- Medications: If you take certain medications like antibiotics, antidepressants, and drugs made with sorbitol (a carbohydrate). 
There is not a specific test to determine IBS. If you suspect you have IBS, you may want to keep a detailed list of your symptoms to make the most of your doctor appointment. Your doctor may use the Rome criteria, which involves asking you several questions about the frequency and severity of your symptoms. If you have abdominal pain with increased defecation for at least one day a week for three weeks, you likely have IBS.
If your doctor is concerned about your condition, they may perform other diagnostic procedures, including a colonoscopy or x-ray. A colonoscopy involves inserting a small, flexible tube into the intestine to view the colon for any abnormalities. An x-ray can also help rule out any other reasons behind your stomach issues that are not IBS-related. 
Because IBS is so prevalent, there are several medications available to assist in symptoms. Xifaxan (rifaximin) is one medication that is approved for the treatment of diarrhea-predominant IBS and traveler's diarrhea. This drug is an antibiotic absorbed into the stomach and acts on bacteria in the intestines, relieving symptoms of abdominal pain and diarrhea. 

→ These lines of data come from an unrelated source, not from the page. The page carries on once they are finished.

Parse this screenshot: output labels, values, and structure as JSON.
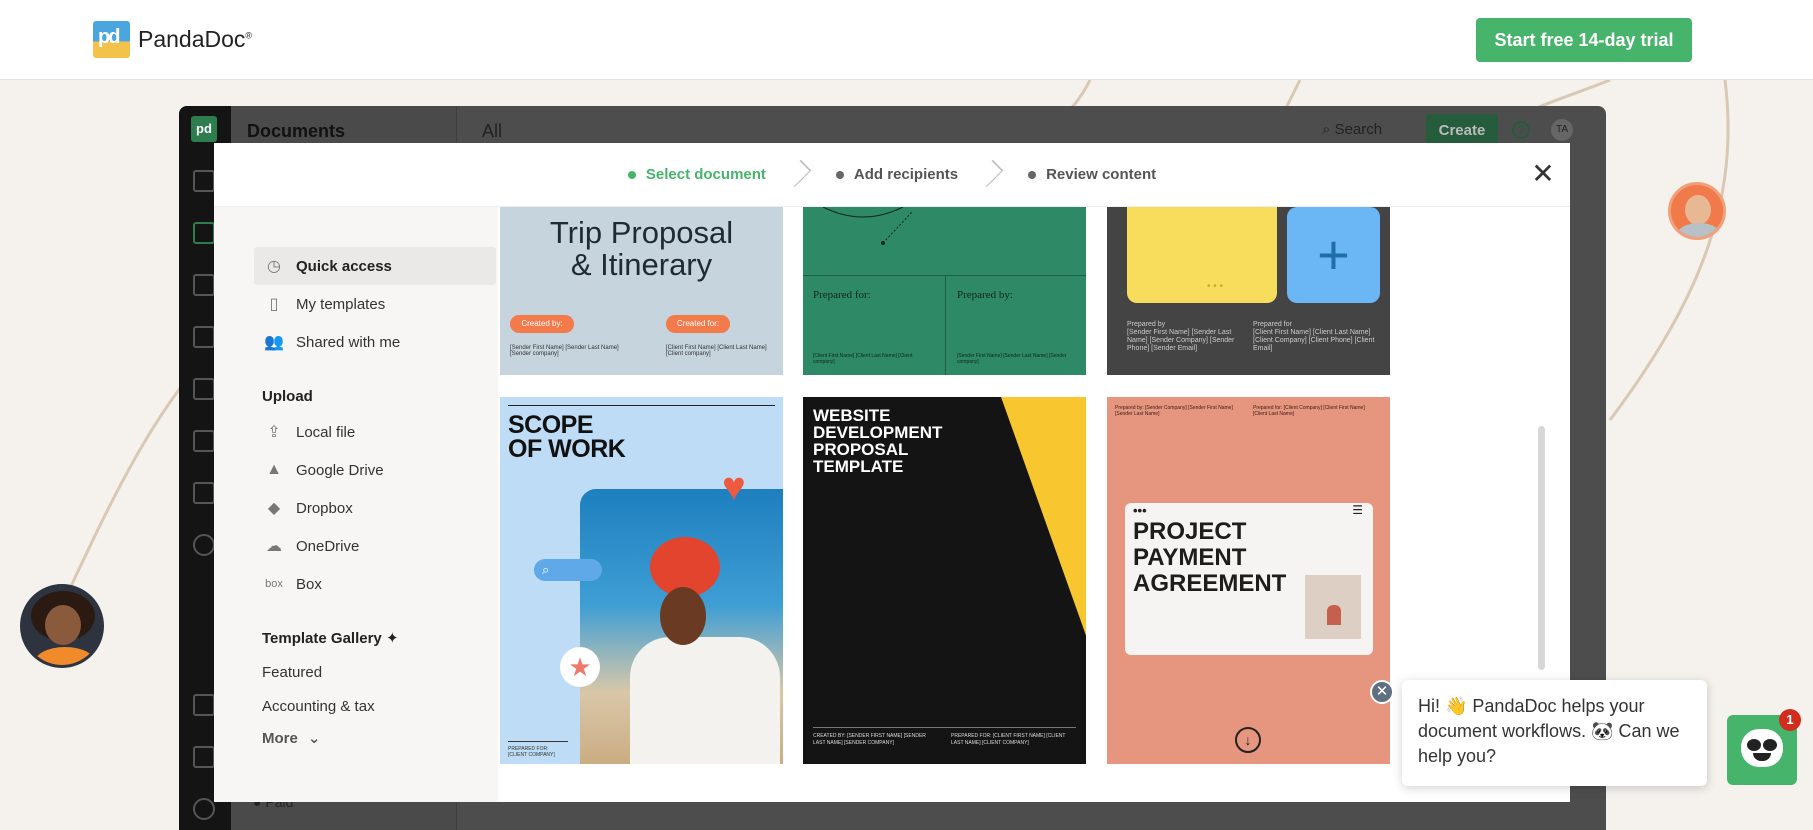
{
  "brand": {
    "name": "PandaDoc",
    "mark": "pd",
    "trial_button": "Start free 14-day trial",
    "accent": "#47b46c"
  },
  "app": {
    "sidebar_title": "Documents",
    "main_title": "All",
    "search_label": "Search",
    "create_label": "Create",
    "help_label": "?",
    "user_initials": "TA",
    "paid_label": "Paid"
  },
  "modal": {
    "steps": [
      {
        "label": "Select document",
        "active": true
      },
      {
        "label": "Add recipients",
        "active": false
      },
      {
        "label": "Review content",
        "active": false
      }
    ],
    "close_label": "✕",
    "nav": {
      "quick_access": "Quick access",
      "my_templates": "My templates",
      "shared_with_me": "Shared with me",
      "upload_heading": "Upload",
      "upload": [
        "Local file",
        "Google Drive",
        "Dropbox",
        "OneDrive",
        "Box"
      ],
      "gallery_heading": "Template Gallery",
      "gallery": [
        "Featured",
        "Accounting & tax"
      ],
      "more": "More"
    },
    "cards": {
      "trip": {
        "title_top": "Trip Proposal",
        "title_bottom": "& Itinerary",
        "created_by": "Created by:",
        "created_for": "Created for:",
        "sender": "[Sender First Name] [Sender Last Name] [Sender company]",
        "client": "[Client First Name] [Client Last Name] [Client company]"
      },
      "green": {
        "prepared_for": "Prepared for:",
        "prepared_by": "Prepared by:",
        "client": "[Client First Name] [Client Last Name] [Client company]",
        "sender": "[Sender First Name] [Sender Last Name] [Sender company]"
      },
      "dark": {
        "plus": "+",
        "prepared_by": "Prepared by",
        "prepared_for": "Prepared for",
        "sender_lines": "[Sender First Name] [Sender Last Name] [Sender Company] [Sender Phone] [Sender Email]",
        "client_lines": "[Client First Name] [Client Last Name] [Client Company] [Client Phone] [Client Email]"
      },
      "scope": {
        "title_line1": "SCOPE",
        "title_line2": "OF WORK",
        "meta": "PREPARED FOR: [CLIENT COMPANY]"
      },
      "website": {
        "title": "WEBSITE DEVELOPMENT PROPOSAL TEMPLATE",
        "created_by": "CREATED BY: [SENDER FIRST NAME] [SENDER LAST NAME] [SENDER COMPANY]",
        "prepared_for": "PREPARED FOR: [CLIENT FIRST NAME] [CLIENT LAST NAME] [CLIENT COMPANY]"
      },
      "payment": {
        "title": "PROJECT PAYMENT AGREEMENT",
        "prepared_by": "Prepared by: [Sender Company] [Sender First Name] [Sender Last Name]",
        "prepared_for": "Prepared for: [Client Company] [Client First Name] [Client Last Name]"
      }
    }
  },
  "chat": {
    "message": "Hi! 👋 PandaDoc helps your document workflows. 🐼 Can we help you?",
    "badge_count": "1",
    "close_label": "✕"
  }
}
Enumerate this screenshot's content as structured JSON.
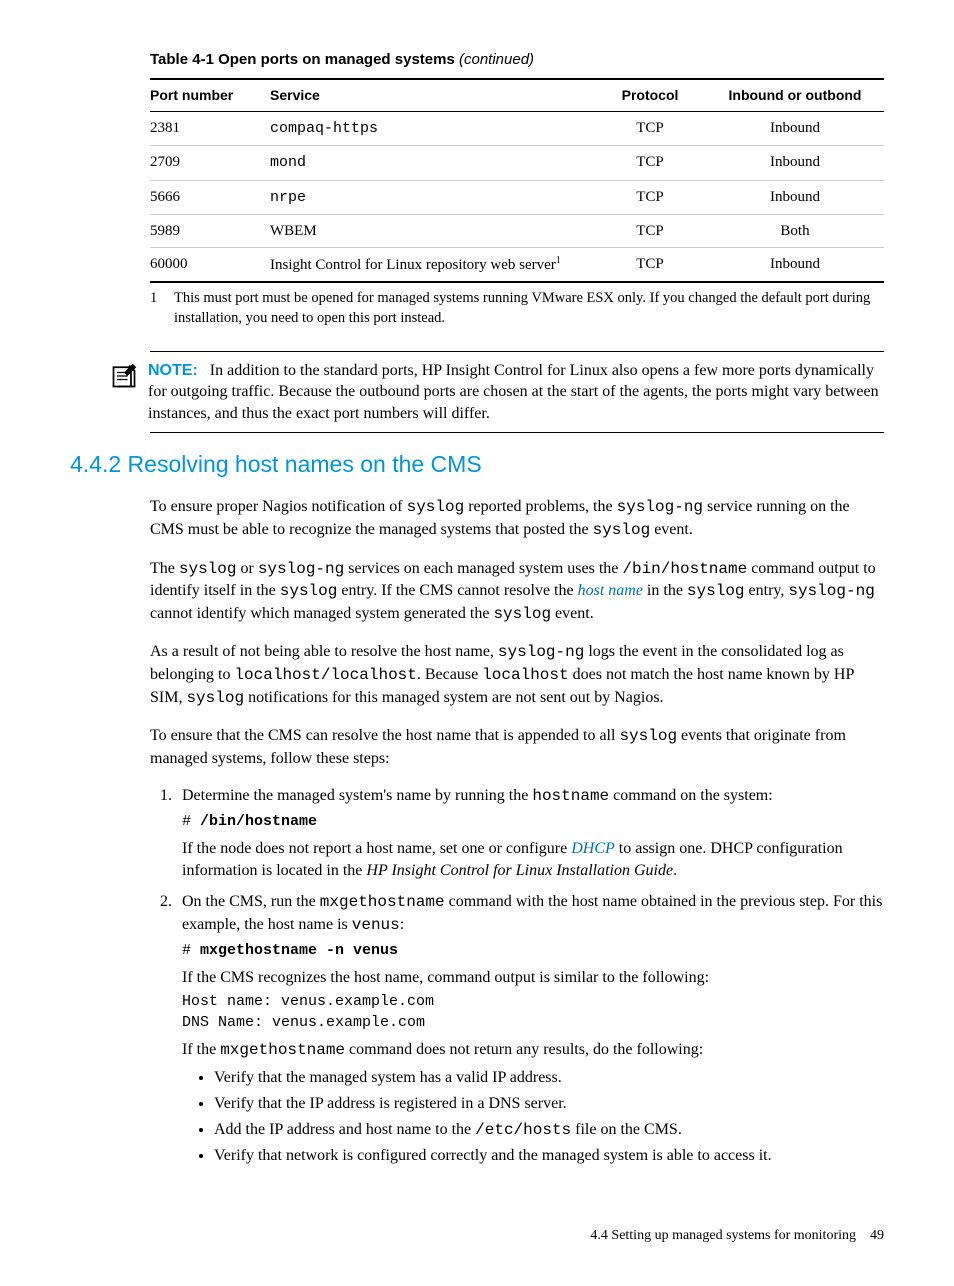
{
  "table": {
    "title_prefix": "Table 4-1 Open ports on managed systems ",
    "title_suffix": "(continued)",
    "headers": [
      "Port number",
      "Service",
      "Protocol",
      "Inbound or outbond"
    ],
    "rows": [
      {
        "port": "2381",
        "service": "compaq-https",
        "service_mono": true,
        "protocol": "TCP",
        "io": "Inbound"
      },
      {
        "port": "2709",
        "service": "mond",
        "service_mono": true,
        "protocol": "TCP",
        "io": "Inbound"
      },
      {
        "port": "5666",
        "service": "nrpe",
        "service_mono": true,
        "protocol": "TCP",
        "io": "Inbound"
      },
      {
        "port": "5989",
        "service": "WBEM",
        "service_mono": false,
        "protocol": "TCP",
        "io": "Both"
      },
      {
        "port": "60000",
        "service": "Insight Control for Linux repository web server",
        "service_mono": false,
        "sup": "1",
        "protocol": "TCP",
        "io": "Inbound"
      }
    ],
    "footnote_num": "1",
    "footnote_text": "This must port must be opened for managed systems running VMware ESX only. If you changed the default port during installation, you need to open this port instead."
  },
  "note": {
    "label": "NOTE:",
    "text": "In addition to the standard ports, HP Insight Control for Linux also opens a few more ports dynamically for outgoing traffic. Because the outbound ports are chosen at the start of the agents, the ports might vary between instances, and thus the exact port numbers will differ."
  },
  "section": {
    "number": "4.4.2",
    "title": "Resolving host names on the CMS"
  },
  "para1": {
    "t1": "To ensure proper Nagios notification of ",
    "c1": "syslog",
    "t2": " reported problems, the ",
    "c2": "syslog-ng",
    "t3": " service running on the CMS must be able to recognize the managed systems that posted the ",
    "c3": "syslog",
    "t4": " event."
  },
  "para2": {
    "t1": "The ",
    "c1": "syslog",
    "t2": " or ",
    "c2": "syslog-ng",
    "t3": " services on each managed system uses the ",
    "c3": "/bin/hostname",
    "t4": " command output to identify itself in the ",
    "c4": "syslog",
    "t5": " entry. If the CMS cannot resolve the ",
    "link": "host name",
    "t6": " in the ",
    "c5": "syslog",
    "t7": " entry, ",
    "c6": "syslog-ng",
    "t8": " cannot identify which managed system generated the ",
    "c7": "syslog",
    "t9": " event."
  },
  "para3": {
    "t1": "As a result of not being able to resolve the host name, ",
    "c1": "syslog-ng",
    "t2": " logs the event in the consolidated log as belonging to ",
    "c2": "localhost/localhost",
    "t3": ". Because ",
    "c3": "localhost",
    "t4": " does not match the host name known by HP SIM, ",
    "c4": "syslog",
    "t5": " notifications for this managed system are not sent out by Nagios."
  },
  "para4": {
    "t1": "To ensure that the CMS can resolve the host name that is appended to all ",
    "c1": "syslog",
    "t2": " events that originate from managed systems, follow these steps:"
  },
  "step1": {
    "intro_t1": "Determine the managed system's name by running the ",
    "intro_c1": "hostname",
    "intro_t2": " command on the system:",
    "cmd_prompt": "# ",
    "cmd": "/bin/hostname",
    "after_t1": "If the node does not report a host name, set one or configure ",
    "after_link": "DHCP",
    "after_t2": " to assign one. DHCP configuration information is located in the ",
    "after_i": "HP Insight Control for Linux Installation Guide",
    "after_t3": "."
  },
  "step2": {
    "intro_t1": "On the CMS, run the ",
    "intro_c1": "mxgethostname",
    "intro_t2": " command with the host name obtained in the previous step. For this example, the host name is ",
    "intro_c2": "venus",
    "intro_t3": ":",
    "cmd_prompt": "# ",
    "cmd": "mxgethostname -n venus",
    "recog": "If the CMS recognizes the host name, command output is similar to the following:",
    "output": "Host name: venus.example.com\nDNS Name: venus.example.com",
    "noresult_t1": "If the ",
    "noresult_c1": "mxgethostname",
    "noresult_t2": " command does not return any results, do the following:",
    "bullets": {
      "b1": "Verify that the managed system has a valid IP address.",
      "b2": "Verify that the IP address is registered in a DNS server.",
      "b3_t1": "Add the IP address and host name to the ",
      "b3_c1": "/etc/hosts",
      "b3_t2": " file on the CMS.",
      "b4": "Verify that network is configured correctly and the managed system is able to access it."
    }
  },
  "footer": {
    "section": "4.4 Setting up managed systems for monitoring",
    "page": "49"
  }
}
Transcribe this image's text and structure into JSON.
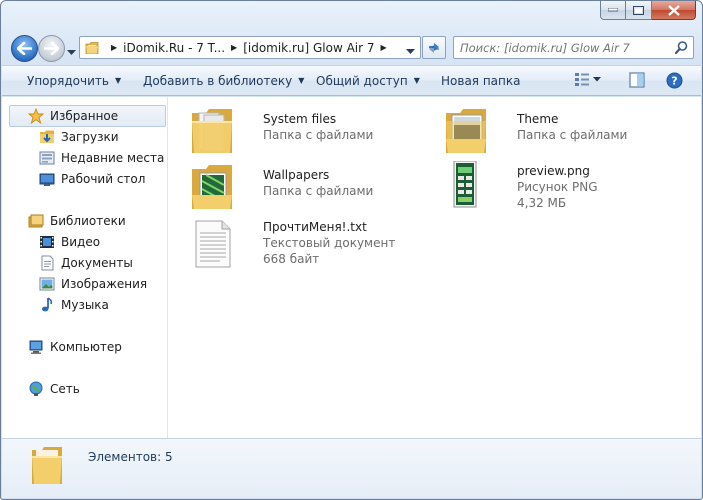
{
  "window": {
    "caption_buttons": [
      "minimize",
      "maximize",
      "close"
    ]
  },
  "address": {
    "crumbs": [
      "iDomik.Ru - 7 T...",
      "[idomik.ru] Glow Air 7"
    ]
  },
  "search": {
    "placeholder": "Поиск: [idomik.ru] Glow Air 7"
  },
  "toolbar": {
    "organize": "Упорядочить",
    "add_to_library": "Добавить в библиотеку",
    "share": "Общий доступ",
    "new_folder": "Новая папка"
  },
  "sidebar": {
    "favorites": {
      "label": "Избранное",
      "items": [
        {
          "label": "Загрузки",
          "icon": "downloads-icon"
        },
        {
          "label": "Недавние места",
          "icon": "recent-places-icon"
        },
        {
          "label": "Рабочий стол",
          "icon": "desktop-icon"
        }
      ]
    },
    "libraries": {
      "label": "Библиотеки",
      "items": [
        {
          "label": "Видео",
          "icon": "video-icon"
        },
        {
          "label": "Документы",
          "icon": "documents-icon"
        },
        {
          "label": "Изображения",
          "icon": "pictures-icon"
        },
        {
          "label": "Музыка",
          "icon": "music-icon"
        }
      ]
    },
    "computer": {
      "label": "Компьютер"
    },
    "network": {
      "label": "Сеть"
    }
  },
  "files": [
    {
      "name": "System files",
      "type": "Папка с файлами",
      "size": ""
    },
    {
      "name": "Theme",
      "type": "Папка с файлами",
      "size": ""
    },
    {
      "name": "Wallpapers",
      "type": "Папка с файлами",
      "size": ""
    },
    {
      "name": "preview.png",
      "type": "Рисунок PNG",
      "size": "4,32 МБ"
    },
    {
      "name": "ПрочтиМеня!.txt",
      "type": "Текстовый документ",
      "size": "668 байт"
    }
  ],
  "details": {
    "count": "Элементов: 5"
  },
  "colors": {
    "accent": "#1e395b",
    "folder": "#f2cf6b",
    "selection": "#e2eaf3"
  }
}
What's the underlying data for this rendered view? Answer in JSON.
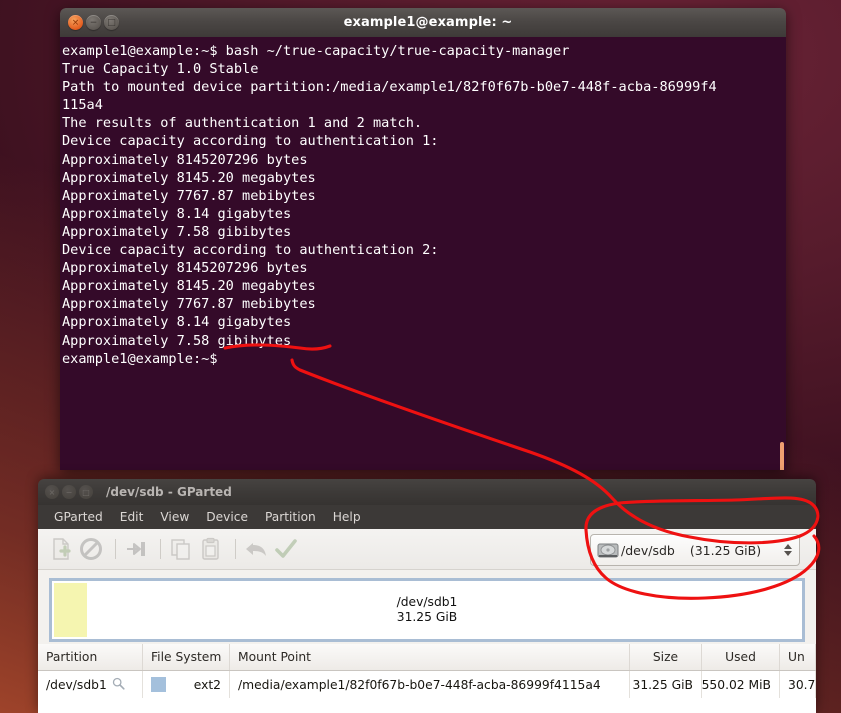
{
  "desktop": {
    "background_color": "#4a1428",
    "accent_color": "#a8462c"
  },
  "terminal": {
    "title": "example1@example: ~",
    "window_buttons": {
      "close": "×",
      "minimize": "−",
      "maximize": "□"
    },
    "background_color": "#340a29",
    "text_color": "#ffffff",
    "lines": [
      "example1@example:~$ bash ~/true-capacity/true-capacity-manager",
      "True Capacity 1.0 Stable",
      "Path to mounted device partition:/media/example1/82f0f67b-b0e7-448f-acba-86999f4",
      "115a4",
      "The results of authentication 1 and 2 match.",
      "Device capacity according to authentication 1:",
      "Approximately 8145207296 bytes",
      "Approximately 8145.20 megabytes",
      "Approximately 7767.87 mebibytes",
      "Approximately 8.14 gigabytes",
      "Approximately 7.58 gibibytes",
      "Device capacity according to authentication 2:",
      "Approximately 8145207296 bytes",
      "Approximately 8145.20 megabytes",
      "Approximately 7767.87 mebibytes",
      "Approximately 8.14 gigabytes",
      "Approximately 7.58 gibibytes",
      "example1@example:~$"
    ]
  },
  "gparted": {
    "title": "/dev/sdb - GParted",
    "window_buttons": {
      "close": "×",
      "minimize": "−",
      "maximize": "□"
    },
    "menu": [
      {
        "label": "GParted"
      },
      {
        "label": "Edit"
      },
      {
        "label": "View"
      },
      {
        "label": "Device"
      },
      {
        "label": "Partition"
      },
      {
        "label": "Help"
      }
    ],
    "toolbar": [
      {
        "icon": "new-partition-icon"
      },
      {
        "icon": "delete-partition-icon"
      },
      {
        "icon": "resize-move-icon"
      },
      {
        "icon": "copy-icon"
      },
      {
        "icon": "paste-icon"
      },
      {
        "icon": "undo-icon"
      },
      {
        "icon": "apply-icon"
      }
    ],
    "device_select": {
      "icon": "hard-disk-icon",
      "device": "/dev/sdb",
      "size": "(31.25 GiB)"
    },
    "disk_graphic": {
      "partition_name": "/dev/sdb1",
      "partition_size": "31.25 GiB",
      "used_color": "#f5f5b0",
      "border_color": "#a9bdd4"
    },
    "table": {
      "headers": [
        "Partition",
        "File System",
        "Mount Point",
        "Size",
        "Used",
        "Un"
      ],
      "rows": [
        {
          "partition": "/dev/sdb1",
          "magnifier": "magnifier-icon",
          "fs_color": "#a4c0dc",
          "file_system": "ext2",
          "mount_point": "/media/example1/82f0f67b-b0e7-448f-acba-86999f4115a4",
          "size": "31.25 GiB",
          "used": "550.02 MiB",
          "unused": "30.7"
        }
      ]
    }
  },
  "annotations": {
    "color": "#ee1111",
    "shapes": [
      {
        "type": "underline",
        "target": "terminal gibibytes line"
      },
      {
        "type": "arrow-line",
        "target": "from terminal to device selector"
      },
      {
        "type": "ellipse",
        "target": "device selector dropdown"
      }
    ]
  }
}
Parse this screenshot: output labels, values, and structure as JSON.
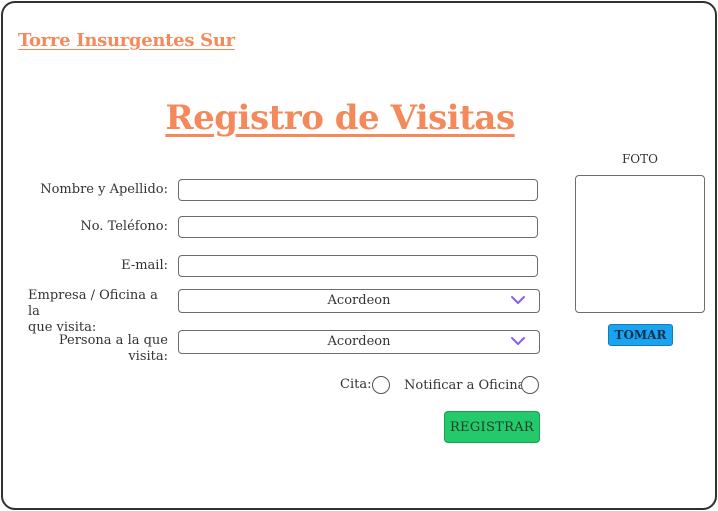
{
  "header": {
    "brand": "Torre Insurgentes Sur",
    "title": "Registro de Visitas"
  },
  "form": {
    "name_label": "Nombre y Apellido:",
    "name_value": "",
    "phone_label": "No. Teléfono:",
    "phone_value": "",
    "email_label": "E-mail:",
    "email_value": "",
    "company_label_line1": "Empresa / Oficina a la",
    "company_label_line2": "que visita:",
    "company_selected": "Acordeon",
    "person_label": "Persona a la que visita:",
    "person_selected": "Acordeon",
    "appointment_label": "Cita:",
    "notify_label": "Notificar a Oficina:",
    "register_button": "REGISTRAR"
  },
  "photo": {
    "label": "FOTO",
    "take_button": "TOMAR"
  },
  "colors": {
    "brand": "#f4895b",
    "register_button": "#23c96a",
    "take_button": "#1aa3f0",
    "chevron": "#8b5cf6",
    "frame_border": "#2f3330"
  },
  "icons": {
    "select_arrow": "chevron-down-icon"
  }
}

Linzess (linaclotide) and lubiprostone may be used for bowel problems like IBS and chronic constipation. Both drugs increase the fluid in the intestines and improve the movement of food in the gut. This movement reduces incomplete bowel movements and symptoms like bloating and abdominal pain. Talk to your doctor to determine the right medication for your treatment plan. 
The content in this article is intended for informational purposes only. This website does not provide medical advice. In all circumstances, you should always seek the advice of your physician and/or other qualified health professionals(s) for drug, medical condition, or treatment advice. The content provided on this website is not a substitute for professional medical advice, diagnosis, or treatment.